▶ What is needed
Look through the entries below and return all lines including the word "Ctrl".

--*--

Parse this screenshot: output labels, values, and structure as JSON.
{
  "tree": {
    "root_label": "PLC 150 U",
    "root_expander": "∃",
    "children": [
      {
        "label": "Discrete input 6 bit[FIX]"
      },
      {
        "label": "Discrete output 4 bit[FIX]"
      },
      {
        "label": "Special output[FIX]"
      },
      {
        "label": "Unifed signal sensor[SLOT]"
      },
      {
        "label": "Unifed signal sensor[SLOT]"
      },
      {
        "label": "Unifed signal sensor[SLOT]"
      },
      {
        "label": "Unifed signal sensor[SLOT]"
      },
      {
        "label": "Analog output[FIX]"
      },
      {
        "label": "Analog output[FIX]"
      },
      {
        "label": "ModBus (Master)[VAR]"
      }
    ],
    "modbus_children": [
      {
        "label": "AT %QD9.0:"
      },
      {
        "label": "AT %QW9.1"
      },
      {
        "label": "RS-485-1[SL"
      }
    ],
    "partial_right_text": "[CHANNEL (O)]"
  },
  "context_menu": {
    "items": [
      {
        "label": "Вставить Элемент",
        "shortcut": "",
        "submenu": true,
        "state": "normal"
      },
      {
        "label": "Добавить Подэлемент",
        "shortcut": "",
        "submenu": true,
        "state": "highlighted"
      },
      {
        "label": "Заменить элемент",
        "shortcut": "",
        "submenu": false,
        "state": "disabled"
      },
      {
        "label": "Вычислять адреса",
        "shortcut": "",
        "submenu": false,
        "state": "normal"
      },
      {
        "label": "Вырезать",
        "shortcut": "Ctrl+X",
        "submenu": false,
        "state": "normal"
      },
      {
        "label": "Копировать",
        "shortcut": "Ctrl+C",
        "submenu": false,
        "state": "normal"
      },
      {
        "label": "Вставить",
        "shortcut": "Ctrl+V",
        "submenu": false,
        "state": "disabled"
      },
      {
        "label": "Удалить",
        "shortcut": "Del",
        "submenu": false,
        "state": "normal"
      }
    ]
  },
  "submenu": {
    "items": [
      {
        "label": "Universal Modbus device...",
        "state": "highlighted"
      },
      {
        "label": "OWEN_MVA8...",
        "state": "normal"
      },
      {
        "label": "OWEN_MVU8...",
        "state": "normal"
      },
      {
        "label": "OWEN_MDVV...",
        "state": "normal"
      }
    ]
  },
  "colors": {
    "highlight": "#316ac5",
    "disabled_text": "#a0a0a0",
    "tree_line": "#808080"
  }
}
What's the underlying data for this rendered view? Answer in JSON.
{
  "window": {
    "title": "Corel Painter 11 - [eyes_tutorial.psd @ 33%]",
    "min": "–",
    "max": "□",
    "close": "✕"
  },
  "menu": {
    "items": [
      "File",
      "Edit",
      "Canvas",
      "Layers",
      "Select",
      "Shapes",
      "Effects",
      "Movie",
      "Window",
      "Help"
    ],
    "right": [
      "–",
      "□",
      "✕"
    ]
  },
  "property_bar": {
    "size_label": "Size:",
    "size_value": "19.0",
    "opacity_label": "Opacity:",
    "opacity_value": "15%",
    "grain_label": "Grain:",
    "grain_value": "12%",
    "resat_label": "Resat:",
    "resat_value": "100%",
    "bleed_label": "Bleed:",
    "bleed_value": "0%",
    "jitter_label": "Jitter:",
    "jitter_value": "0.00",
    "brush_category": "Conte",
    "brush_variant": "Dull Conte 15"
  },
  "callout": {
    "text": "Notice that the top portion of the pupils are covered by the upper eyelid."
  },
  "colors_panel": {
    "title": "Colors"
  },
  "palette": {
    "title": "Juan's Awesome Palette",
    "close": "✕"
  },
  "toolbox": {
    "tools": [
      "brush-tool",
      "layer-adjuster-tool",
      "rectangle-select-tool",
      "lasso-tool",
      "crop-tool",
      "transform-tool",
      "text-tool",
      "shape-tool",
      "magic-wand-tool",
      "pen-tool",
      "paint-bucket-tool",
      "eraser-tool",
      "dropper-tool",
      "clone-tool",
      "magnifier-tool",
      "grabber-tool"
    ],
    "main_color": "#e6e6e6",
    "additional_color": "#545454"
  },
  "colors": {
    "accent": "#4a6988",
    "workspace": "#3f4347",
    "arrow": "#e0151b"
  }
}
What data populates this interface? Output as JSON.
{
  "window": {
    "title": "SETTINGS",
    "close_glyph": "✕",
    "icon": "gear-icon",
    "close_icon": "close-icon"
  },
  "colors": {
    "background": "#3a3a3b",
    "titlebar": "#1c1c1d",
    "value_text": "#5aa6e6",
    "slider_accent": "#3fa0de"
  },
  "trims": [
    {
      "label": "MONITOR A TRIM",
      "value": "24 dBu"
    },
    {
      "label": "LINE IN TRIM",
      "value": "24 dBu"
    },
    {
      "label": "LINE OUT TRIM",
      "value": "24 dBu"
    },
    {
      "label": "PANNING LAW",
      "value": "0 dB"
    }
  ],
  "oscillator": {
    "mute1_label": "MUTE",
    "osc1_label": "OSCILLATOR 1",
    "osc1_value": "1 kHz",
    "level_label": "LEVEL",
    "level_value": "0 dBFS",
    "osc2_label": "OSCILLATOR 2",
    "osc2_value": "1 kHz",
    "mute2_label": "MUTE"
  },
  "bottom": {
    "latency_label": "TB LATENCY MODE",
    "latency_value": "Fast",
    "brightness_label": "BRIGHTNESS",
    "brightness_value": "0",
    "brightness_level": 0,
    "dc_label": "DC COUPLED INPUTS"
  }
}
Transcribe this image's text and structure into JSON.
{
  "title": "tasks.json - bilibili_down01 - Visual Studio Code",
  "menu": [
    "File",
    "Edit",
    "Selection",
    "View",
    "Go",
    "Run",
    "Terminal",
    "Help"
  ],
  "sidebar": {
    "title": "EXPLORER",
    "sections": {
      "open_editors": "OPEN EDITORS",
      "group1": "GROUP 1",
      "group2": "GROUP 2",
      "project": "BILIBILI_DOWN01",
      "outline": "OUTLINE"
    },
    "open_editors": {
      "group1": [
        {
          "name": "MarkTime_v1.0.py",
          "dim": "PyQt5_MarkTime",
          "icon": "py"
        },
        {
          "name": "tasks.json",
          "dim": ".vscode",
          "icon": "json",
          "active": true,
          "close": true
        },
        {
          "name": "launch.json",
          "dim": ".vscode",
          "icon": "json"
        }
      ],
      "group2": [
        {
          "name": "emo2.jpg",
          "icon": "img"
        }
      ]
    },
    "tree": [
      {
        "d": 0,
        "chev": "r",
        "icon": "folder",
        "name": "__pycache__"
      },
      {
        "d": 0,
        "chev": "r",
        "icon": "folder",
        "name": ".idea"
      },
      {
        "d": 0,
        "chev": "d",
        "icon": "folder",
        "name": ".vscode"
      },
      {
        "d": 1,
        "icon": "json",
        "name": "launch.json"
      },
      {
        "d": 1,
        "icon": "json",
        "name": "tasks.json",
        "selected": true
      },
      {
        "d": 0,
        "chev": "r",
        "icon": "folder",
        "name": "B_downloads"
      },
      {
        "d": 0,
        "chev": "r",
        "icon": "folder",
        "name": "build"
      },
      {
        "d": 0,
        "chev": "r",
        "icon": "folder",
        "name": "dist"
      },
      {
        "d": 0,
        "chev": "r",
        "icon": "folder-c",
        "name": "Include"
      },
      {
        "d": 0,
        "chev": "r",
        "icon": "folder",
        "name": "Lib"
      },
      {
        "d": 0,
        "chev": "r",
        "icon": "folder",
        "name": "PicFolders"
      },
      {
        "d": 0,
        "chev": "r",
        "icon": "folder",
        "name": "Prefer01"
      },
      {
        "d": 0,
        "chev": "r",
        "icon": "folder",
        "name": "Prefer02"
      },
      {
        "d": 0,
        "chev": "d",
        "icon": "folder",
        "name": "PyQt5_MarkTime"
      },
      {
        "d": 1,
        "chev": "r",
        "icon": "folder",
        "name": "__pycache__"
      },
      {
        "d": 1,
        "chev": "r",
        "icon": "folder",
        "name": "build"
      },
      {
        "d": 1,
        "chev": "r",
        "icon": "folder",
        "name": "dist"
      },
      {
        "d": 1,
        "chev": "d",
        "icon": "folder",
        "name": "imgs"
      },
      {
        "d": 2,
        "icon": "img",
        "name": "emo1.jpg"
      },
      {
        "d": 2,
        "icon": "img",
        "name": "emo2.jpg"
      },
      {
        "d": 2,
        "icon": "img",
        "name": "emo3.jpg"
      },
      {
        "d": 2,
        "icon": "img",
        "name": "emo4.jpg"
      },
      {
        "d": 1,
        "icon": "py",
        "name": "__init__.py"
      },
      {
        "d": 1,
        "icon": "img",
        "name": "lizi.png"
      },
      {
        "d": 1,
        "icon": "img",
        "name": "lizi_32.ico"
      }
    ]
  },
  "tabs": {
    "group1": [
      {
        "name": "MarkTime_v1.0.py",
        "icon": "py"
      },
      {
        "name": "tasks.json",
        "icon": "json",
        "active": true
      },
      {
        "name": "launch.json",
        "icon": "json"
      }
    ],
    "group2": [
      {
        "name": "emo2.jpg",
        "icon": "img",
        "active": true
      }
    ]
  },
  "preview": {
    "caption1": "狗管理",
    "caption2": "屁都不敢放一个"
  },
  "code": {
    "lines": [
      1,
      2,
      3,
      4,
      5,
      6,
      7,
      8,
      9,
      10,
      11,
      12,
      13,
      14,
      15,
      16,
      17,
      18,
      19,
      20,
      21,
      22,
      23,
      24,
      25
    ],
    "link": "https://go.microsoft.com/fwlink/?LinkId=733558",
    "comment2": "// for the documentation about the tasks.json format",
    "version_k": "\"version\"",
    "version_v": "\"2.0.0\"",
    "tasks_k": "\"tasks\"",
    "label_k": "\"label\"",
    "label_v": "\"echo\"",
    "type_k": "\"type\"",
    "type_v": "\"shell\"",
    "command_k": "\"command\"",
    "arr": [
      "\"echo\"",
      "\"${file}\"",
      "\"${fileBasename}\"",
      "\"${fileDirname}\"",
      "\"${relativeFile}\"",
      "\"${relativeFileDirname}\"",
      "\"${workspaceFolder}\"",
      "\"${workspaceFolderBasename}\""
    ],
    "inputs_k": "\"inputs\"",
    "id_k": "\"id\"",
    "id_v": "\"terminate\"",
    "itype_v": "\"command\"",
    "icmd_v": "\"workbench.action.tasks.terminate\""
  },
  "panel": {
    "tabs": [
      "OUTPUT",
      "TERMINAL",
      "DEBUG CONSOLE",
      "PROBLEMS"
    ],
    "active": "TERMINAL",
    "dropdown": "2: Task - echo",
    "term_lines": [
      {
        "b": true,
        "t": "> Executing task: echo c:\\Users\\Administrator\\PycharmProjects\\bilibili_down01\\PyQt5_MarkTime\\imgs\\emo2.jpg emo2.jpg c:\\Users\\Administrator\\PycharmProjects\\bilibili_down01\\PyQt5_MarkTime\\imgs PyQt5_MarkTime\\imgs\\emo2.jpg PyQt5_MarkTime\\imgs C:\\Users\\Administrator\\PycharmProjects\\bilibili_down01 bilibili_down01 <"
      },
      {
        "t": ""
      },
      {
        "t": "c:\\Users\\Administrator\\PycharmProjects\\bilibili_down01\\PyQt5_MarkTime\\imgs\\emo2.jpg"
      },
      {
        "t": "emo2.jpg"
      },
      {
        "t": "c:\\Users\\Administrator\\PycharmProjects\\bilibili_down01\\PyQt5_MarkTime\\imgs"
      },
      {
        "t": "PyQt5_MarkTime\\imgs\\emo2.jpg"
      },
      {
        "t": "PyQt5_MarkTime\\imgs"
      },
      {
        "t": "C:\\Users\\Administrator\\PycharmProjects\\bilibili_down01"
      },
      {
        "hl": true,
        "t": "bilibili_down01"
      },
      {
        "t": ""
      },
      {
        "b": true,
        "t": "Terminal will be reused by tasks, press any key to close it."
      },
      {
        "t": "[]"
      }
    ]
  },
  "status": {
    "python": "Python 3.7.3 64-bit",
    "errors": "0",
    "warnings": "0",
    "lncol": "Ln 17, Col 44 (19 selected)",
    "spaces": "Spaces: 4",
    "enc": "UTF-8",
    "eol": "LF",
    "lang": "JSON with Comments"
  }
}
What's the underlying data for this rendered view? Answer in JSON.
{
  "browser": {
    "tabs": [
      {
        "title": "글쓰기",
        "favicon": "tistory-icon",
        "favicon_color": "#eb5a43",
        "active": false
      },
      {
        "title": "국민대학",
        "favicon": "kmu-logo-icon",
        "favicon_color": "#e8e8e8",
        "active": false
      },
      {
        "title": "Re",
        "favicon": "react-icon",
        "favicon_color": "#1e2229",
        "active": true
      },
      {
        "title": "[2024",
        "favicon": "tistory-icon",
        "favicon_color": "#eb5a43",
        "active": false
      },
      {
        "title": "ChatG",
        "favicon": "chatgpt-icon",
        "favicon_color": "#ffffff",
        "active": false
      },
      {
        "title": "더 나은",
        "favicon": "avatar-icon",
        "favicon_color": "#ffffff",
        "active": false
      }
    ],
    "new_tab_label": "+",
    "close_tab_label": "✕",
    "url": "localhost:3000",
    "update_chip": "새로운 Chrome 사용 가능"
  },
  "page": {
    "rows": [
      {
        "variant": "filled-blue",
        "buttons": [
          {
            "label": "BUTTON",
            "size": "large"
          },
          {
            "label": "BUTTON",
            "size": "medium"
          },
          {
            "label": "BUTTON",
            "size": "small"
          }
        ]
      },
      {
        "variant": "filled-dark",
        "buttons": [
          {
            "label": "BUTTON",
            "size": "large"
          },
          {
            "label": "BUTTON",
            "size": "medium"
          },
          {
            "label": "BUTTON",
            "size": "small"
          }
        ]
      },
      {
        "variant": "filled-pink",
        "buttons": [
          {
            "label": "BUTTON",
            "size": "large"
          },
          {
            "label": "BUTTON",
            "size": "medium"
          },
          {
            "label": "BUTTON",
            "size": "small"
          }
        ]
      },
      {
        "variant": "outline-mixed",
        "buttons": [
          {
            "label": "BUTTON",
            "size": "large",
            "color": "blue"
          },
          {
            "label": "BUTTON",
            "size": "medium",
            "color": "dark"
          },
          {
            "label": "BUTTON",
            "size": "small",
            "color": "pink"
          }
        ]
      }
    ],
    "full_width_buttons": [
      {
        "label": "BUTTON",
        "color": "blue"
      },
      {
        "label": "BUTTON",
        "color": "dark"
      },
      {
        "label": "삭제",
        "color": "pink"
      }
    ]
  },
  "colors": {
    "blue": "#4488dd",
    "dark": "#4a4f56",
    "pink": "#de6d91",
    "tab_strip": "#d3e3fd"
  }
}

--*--

▶ Exercise answer
        "shortcut": "Ctrl+X",
        "shortcut": "Ctrl+C",
        "shortcut": "Ctrl+V",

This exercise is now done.